(INPUT DATA)

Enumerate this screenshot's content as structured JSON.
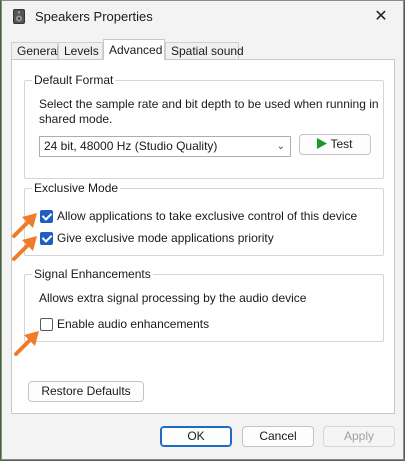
{
  "window": {
    "title": "Speakers Properties",
    "close_glyph": "✕"
  },
  "tabs": [
    {
      "label": "General",
      "active": false
    },
    {
      "label": "Levels",
      "active": false
    },
    {
      "label": "Advanced",
      "active": true
    },
    {
      "label": "Spatial sound",
      "active": false
    }
  ],
  "default_format": {
    "group_label": "Default Format",
    "description": "Select the sample rate and bit depth to be used when running in shared mode.",
    "selected_format": "24 bit, 48000 Hz (Studio Quality)",
    "test_label": "Test",
    "test_icon": "play-icon"
  },
  "exclusive_mode": {
    "group_label": "Exclusive Mode",
    "options": [
      {
        "label": "Allow applications to take exclusive control of this device",
        "checked": true
      },
      {
        "label": "Give exclusive mode applications priority",
        "checked": true
      }
    ]
  },
  "signal_enhancements": {
    "group_label": "Signal Enhancements",
    "description": "Allows extra signal processing by the audio device",
    "option": {
      "label": "Enable audio enhancements",
      "checked": false
    }
  },
  "restore_defaults_label": "Restore Defaults",
  "footer": {
    "ok": "OK",
    "cancel": "Cancel",
    "apply": "Apply"
  },
  "colors": {
    "accent": "#1e5fc1",
    "annotation_arrow": "#f07c2a",
    "test_play": "#1a9a2a"
  }
}
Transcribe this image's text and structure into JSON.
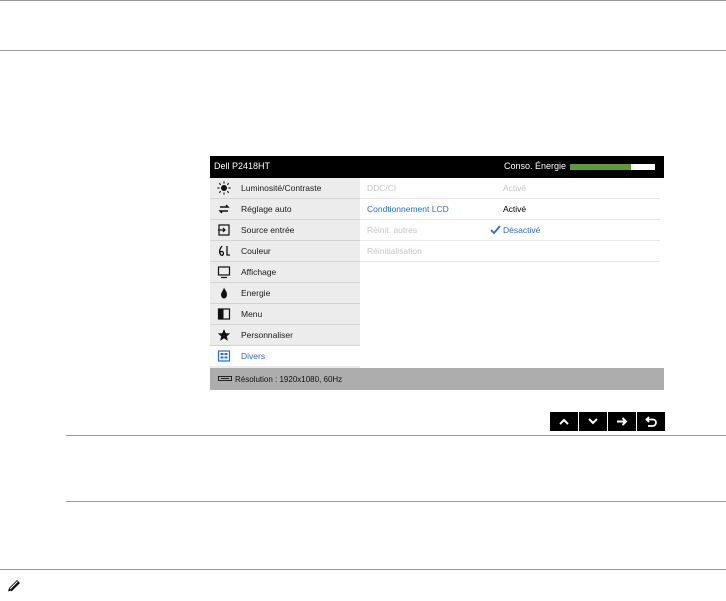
{
  "osd": {
    "title": "Dell P2418HT",
    "energy_label": "Conso. Énergie",
    "energy_level_percent": 72,
    "menu": [
      {
        "label": "Luminosité/Contraste",
        "icon": "sun-icon"
      },
      {
        "label": "Réglage auto",
        "icon": "auto-adjust-icon"
      },
      {
        "label": "Source entrée",
        "icon": "input-source-icon"
      },
      {
        "label": "Couleur",
        "icon": "color-icon"
      },
      {
        "label": "Affichage",
        "icon": "display-icon"
      },
      {
        "label": "Energie",
        "icon": "energy-icon"
      },
      {
        "label": "Menu",
        "icon": "menu-icon"
      },
      {
        "label": "Personnaliser",
        "icon": "star-icon"
      },
      {
        "label": "Divers",
        "icon": "others-icon"
      }
    ],
    "selected_menu": "Divers",
    "options": [
      {
        "name": "DDC/CI",
        "value": "Activé"
      },
      {
        "name": "Condtionnement LCD",
        "value": "Activé"
      },
      {
        "name": "Réinit. autres",
        "value": "Désactivé"
      },
      {
        "name": "Réinitialisation",
        "value": ""
      }
    ],
    "footer": {
      "resolution": "Résolution : 1920x1080, 60Hz"
    },
    "nav_buttons": [
      "up-arrow-icon",
      "down-arrow-icon",
      "right-arrow-icon",
      "back-icon"
    ]
  },
  "colors": {
    "header_bg": "#000000",
    "energy_fill": "#5c9a3b",
    "menu_bg": "#ececec",
    "selected_blue": "#2a6fc0",
    "footer_bg": "#adadad"
  },
  "icons": {
    "note": "pencil-note-icon"
  }
}
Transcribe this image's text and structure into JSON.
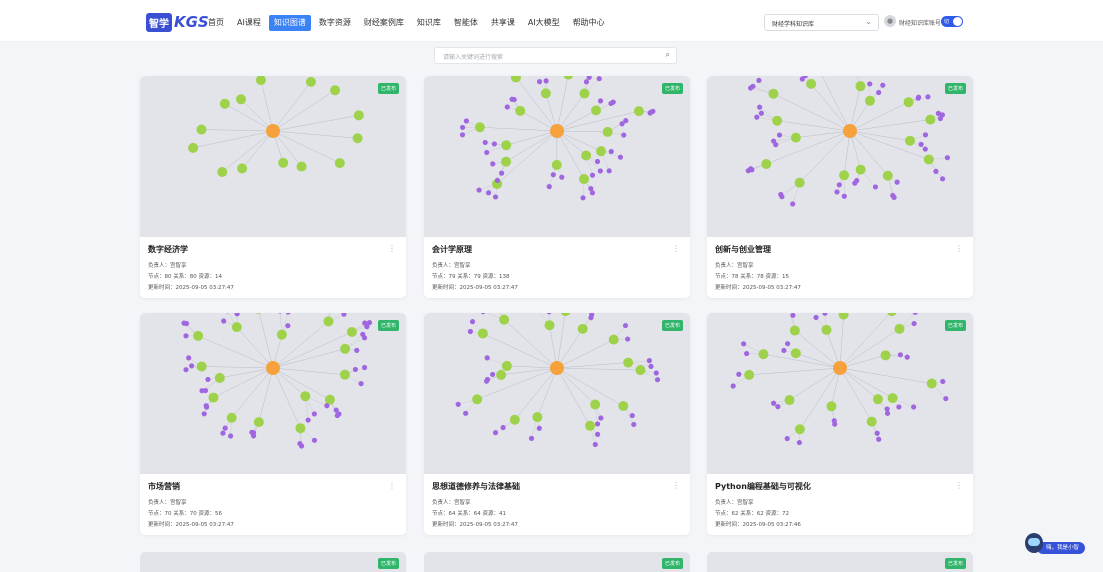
{
  "header": {
    "logo_mark": "智学",
    "logo_text": "KGS",
    "nav": [
      "首页",
      "AI课程",
      "知识图谱",
      "数字资源",
      "财经案例库",
      "知识库",
      "智能体",
      "共享课",
      "AI大模型",
      "帮助中心"
    ],
    "active_nav": 2,
    "kb_select": "财经学科知识库",
    "user_name": "财经知识库账号",
    "toggle_label": "切"
  },
  "search": {
    "placeholder": "请输入关键词进行搜索"
  },
  "status_label": "已发布",
  "owner_label": "负责人：",
  "cards": [
    {
      "title": "数字经济学",
      "owner": "宫智享",
      "stats": "节点：80  关系：80  资源：14",
      "updated": "更新时间：2025-09-05 03:27:47"
    },
    {
      "title": "会计学原理",
      "owner": "宫智享",
      "stats": "节点：79  关系：79  资源：138",
      "updated": "更新时间：2025-09-05 03:27:47"
    },
    {
      "title": "创新与创业管理",
      "owner": "宫智享",
      "stats": "节点：78  关系：78  资源：15",
      "updated": "更新时间：2025-09-05 03:27:47"
    },
    {
      "title": "市场营销",
      "owner": "宫智享",
      "stats": "节点：70  关系：70  资源：56",
      "updated": "更新时间：2025-09-05 03:27:47"
    },
    {
      "title": "思想道德修养与法律基础",
      "owner": "宫智享",
      "stats": "节点：64  关系：64  资源：41",
      "updated": "更新时间：2025-09-05 03:27:47"
    },
    {
      "title": "Python编程基础与可视化",
      "owner": "宫智享",
      "stats": "节点：62  关系：62  资源：72",
      "updated": "更新时间：2025-09-05 03:27:46"
    }
  ],
  "assistant": {
    "label": "嗨，我是小智"
  },
  "colors": {
    "primary": "#3b82f6",
    "center_node": "#f6a13c",
    "green_node": "#9ed24a",
    "purple_node": "#a066e0",
    "badge": "#30b56a"
  },
  "icons": {
    "search": "search-icon",
    "chevron": "chevron-down-icon",
    "more": "more-vertical-icon"
  }
}
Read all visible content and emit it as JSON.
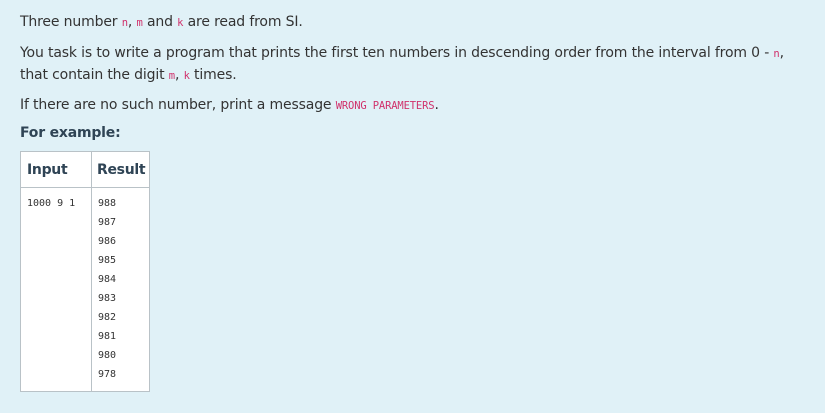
{
  "problem": {
    "line1": {
      "before": "Three number ",
      "var_n": "n",
      "comma": ", ",
      "var_m": "m",
      "and": " and ",
      "var_k": "k",
      "after": " are read from SI."
    },
    "line2": {
      "before": "You task is to write a program that prints the first ten numbers in descending order from the interval from 0 - ",
      "var_n": "n",
      "middle": ", that contain the digit ",
      "var_m": "m",
      "comma": ", ",
      "var_k": "k",
      "after": " times."
    },
    "line3": {
      "before": "If there are no such number, print a message ",
      "message": "WRONG PARAMETERS",
      "after": "."
    },
    "example_heading": "For example:"
  },
  "example_table": {
    "headers": {
      "input": "Input",
      "result": "Result"
    },
    "input": "1000 9 1",
    "result": "988\n987\n986\n985\n984\n983\n982\n981\n980\n978"
  }
}
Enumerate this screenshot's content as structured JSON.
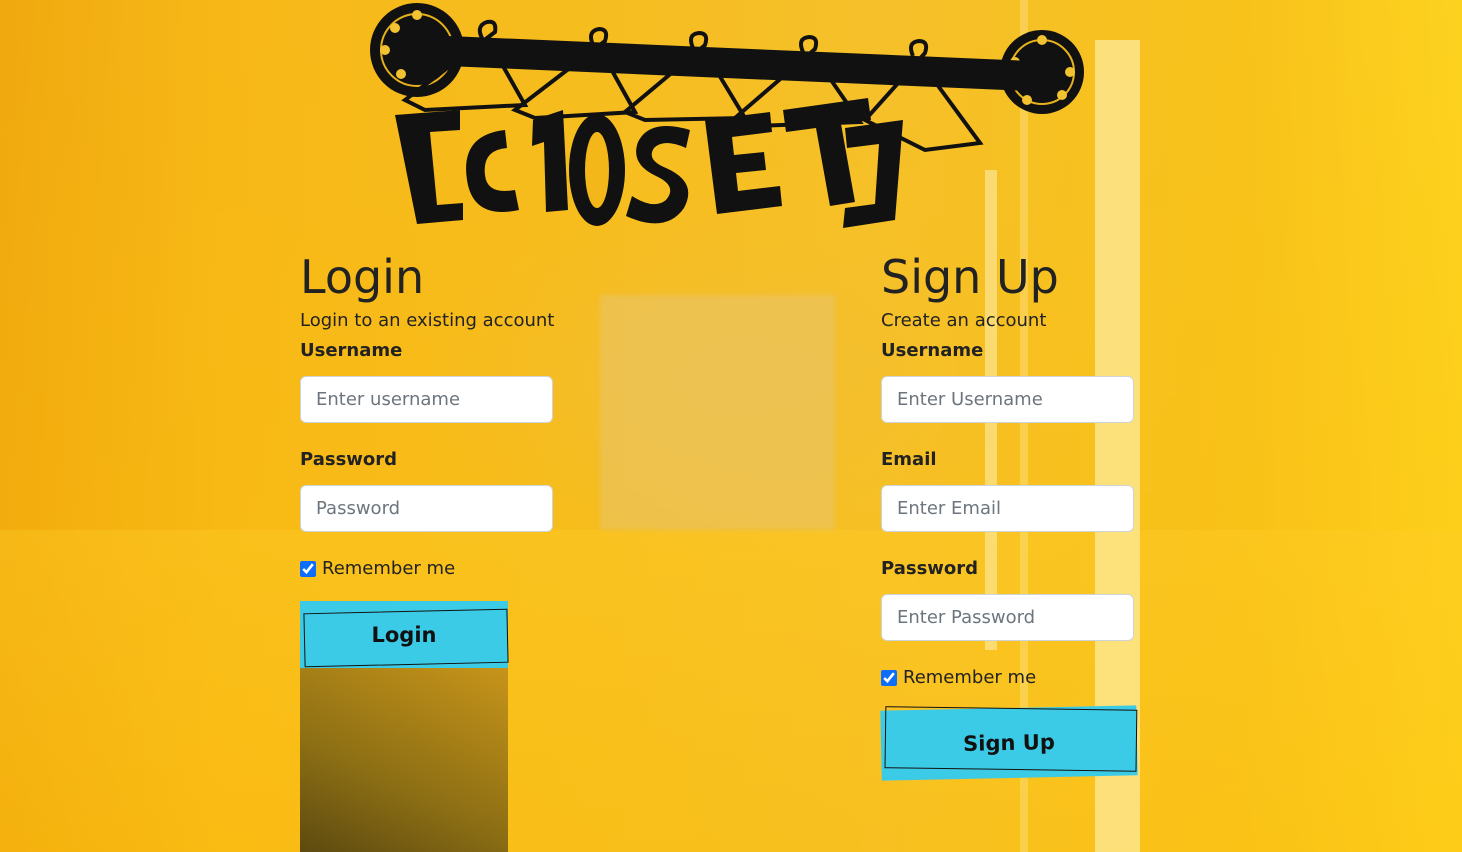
{
  "brand": {
    "logo_text": "[CLOSET]"
  },
  "login": {
    "title": "Login",
    "subtitle": "Login to an existing account",
    "username_label": "Username",
    "username_placeholder": "Enter username",
    "password_label": "Password",
    "password_placeholder": "Password",
    "remember_label": "Remember me",
    "remember_checked": true,
    "button_label": "Login"
  },
  "signup": {
    "title": "Sign Up",
    "subtitle": "Create an account",
    "username_label": "Username",
    "username_placeholder": "Enter Username",
    "email_label": "Email",
    "email_placeholder": "Enter Email",
    "password_label": "Password",
    "password_placeholder": "Enter Password",
    "remember_label": "Remember me",
    "remember_checked": true,
    "button_label": "Sign Up"
  },
  "colors": {
    "background": "#f5b91a",
    "button": "#3ccbe6",
    "text": "#222222"
  }
}
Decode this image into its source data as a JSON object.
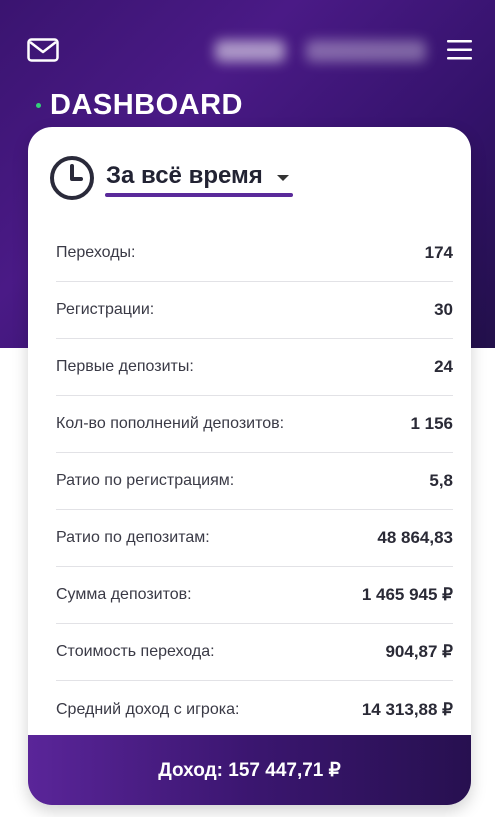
{
  "header": {
    "mail_icon": "mail-icon",
    "menu_icon": "hamburger-menu-icon",
    "title": "DASHBOARD",
    "accent_dot_color": "#33d07a"
  },
  "period": {
    "icon": "clock-icon",
    "label": "За всё время"
  },
  "stats": [
    {
      "label": "Переходы:",
      "value": "174"
    },
    {
      "label": "Регистрации:",
      "value": "30"
    },
    {
      "label": "Первые депозиты:",
      "value": "24"
    },
    {
      "label": "Кол-во пополнений депозитов:",
      "value": "1 156"
    },
    {
      "label": "Ратио по регистрациям:",
      "value": "5,8"
    },
    {
      "label": "Ратио по депозитам:",
      "value": "48 864,83"
    },
    {
      "label": "Сумма депозитов:",
      "value": "1 465 945 ₽"
    },
    {
      "label": "Стоимость перехода:",
      "value": "904,87 ₽"
    },
    {
      "label": "Средний доход с игрока:",
      "value": "14 313,88 ₽"
    }
  ],
  "footer": {
    "income": "Доход: 157 447,71 ₽"
  },
  "colors": {
    "brand_purple": "#4a1a86",
    "underline": "#5a2a9a"
  }
}
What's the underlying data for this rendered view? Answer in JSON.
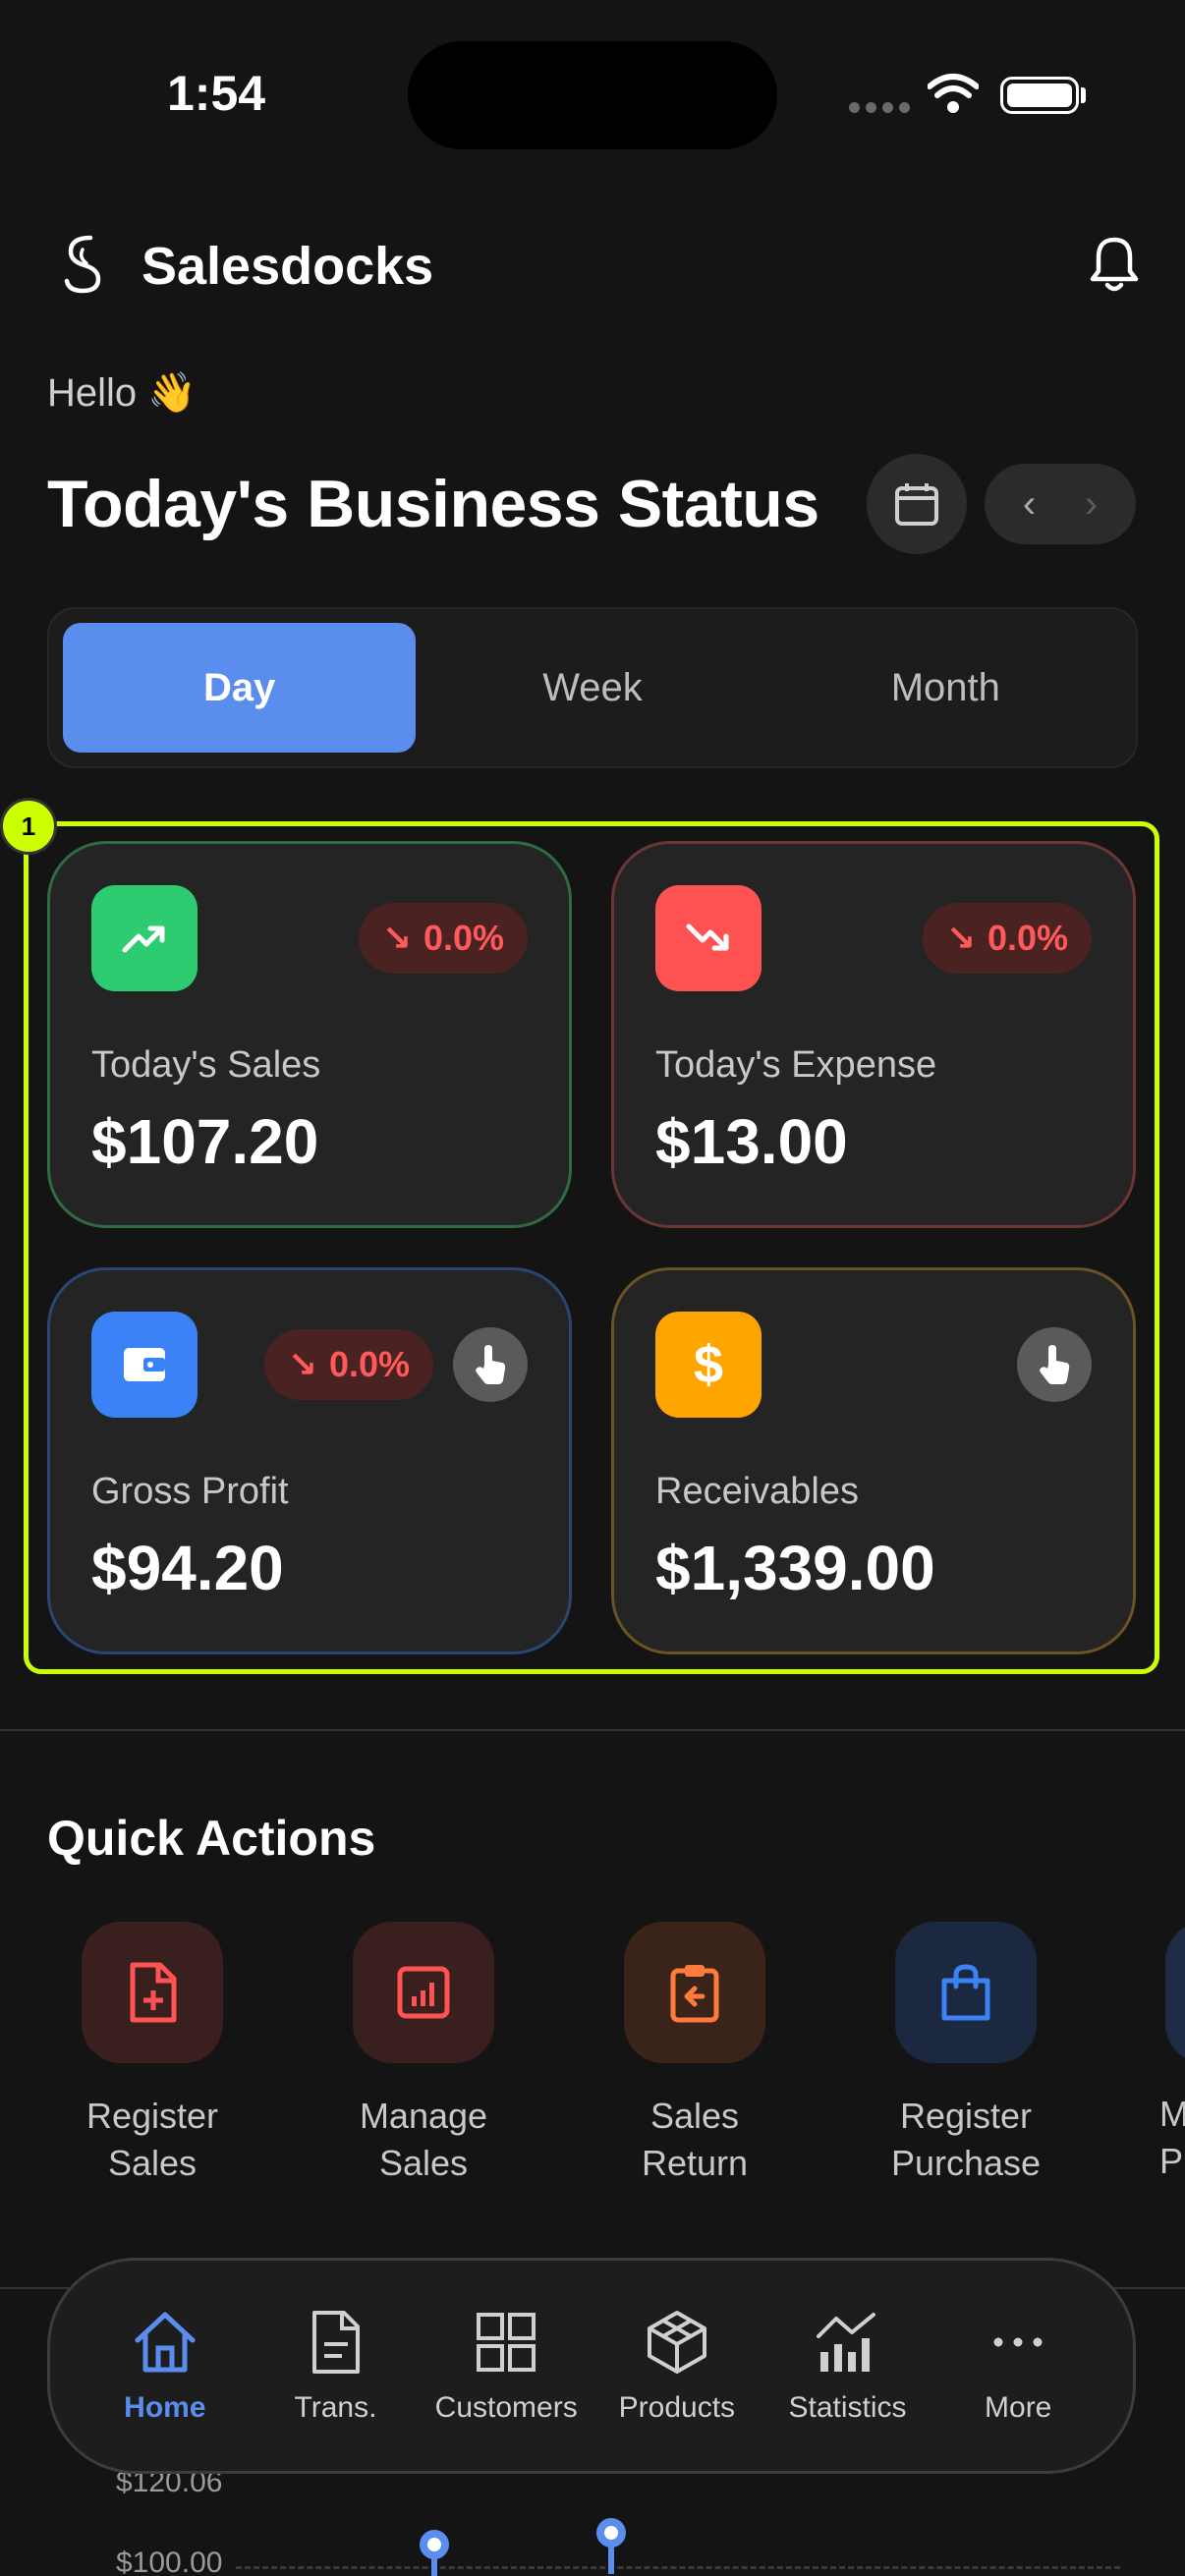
{
  "status_bar": {
    "time": "1:54"
  },
  "header": {
    "brand": "Salesdocks"
  },
  "greeting": "Hello 👋",
  "title": "Today's Business Status",
  "date_nav": {
    "prev": "‹",
    "next": "›"
  },
  "period_tabs": [
    {
      "label": "Day",
      "active": true
    },
    {
      "label": "Week",
      "active": false
    },
    {
      "label": "Month",
      "active": false
    }
  ],
  "highlight_badge": "1",
  "cards": {
    "sales": {
      "label": "Today's Sales",
      "value": "$107.20",
      "change": "0.0%",
      "arrow": "↘",
      "color": "#2ecc71"
    },
    "expense": {
      "label": "Today's Expense",
      "value": "$13.00",
      "change": "0.0%",
      "arrow": "↘",
      "color": "#ff5252"
    },
    "profit": {
      "label": "Gross Profit",
      "value": "$94.20",
      "change": "0.0%",
      "arrow": "↘",
      "color": "#3b82f6"
    },
    "receivables": {
      "label": "Receivables",
      "value": "$1,339.00",
      "color": "#ffa500"
    }
  },
  "quick_actions": {
    "title": "Quick Actions",
    "items": [
      {
        "label": "Register\nSales",
        "icon": "file-plus-icon"
      },
      {
        "label": "Manage\nSales",
        "icon": "report-chart-icon"
      },
      {
        "label": "Sales\nReturn",
        "icon": "clipboard-return-icon"
      },
      {
        "label": "Register\nPurchase",
        "icon": "shopping-bag-icon"
      }
    ],
    "partial_label": "M\nP"
  },
  "chart_peek": {
    "ticks": [
      "$120.06",
      "$100.00"
    ]
  },
  "bottom_nav": [
    {
      "label": "Home",
      "active": true
    },
    {
      "label": "Trans.",
      "active": false
    },
    {
      "label": "Customers",
      "active": false
    },
    {
      "label": "Products",
      "active": false
    },
    {
      "label": "Statistics",
      "active": false
    },
    {
      "label": "More",
      "active": false
    }
  ]
}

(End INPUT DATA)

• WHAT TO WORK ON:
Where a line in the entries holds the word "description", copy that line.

• TASK RESULT:
    "description": "Select the sample rate and bit depth to be used when running in shared mode.",
    "description": "Allows extra signal processing by the audio device",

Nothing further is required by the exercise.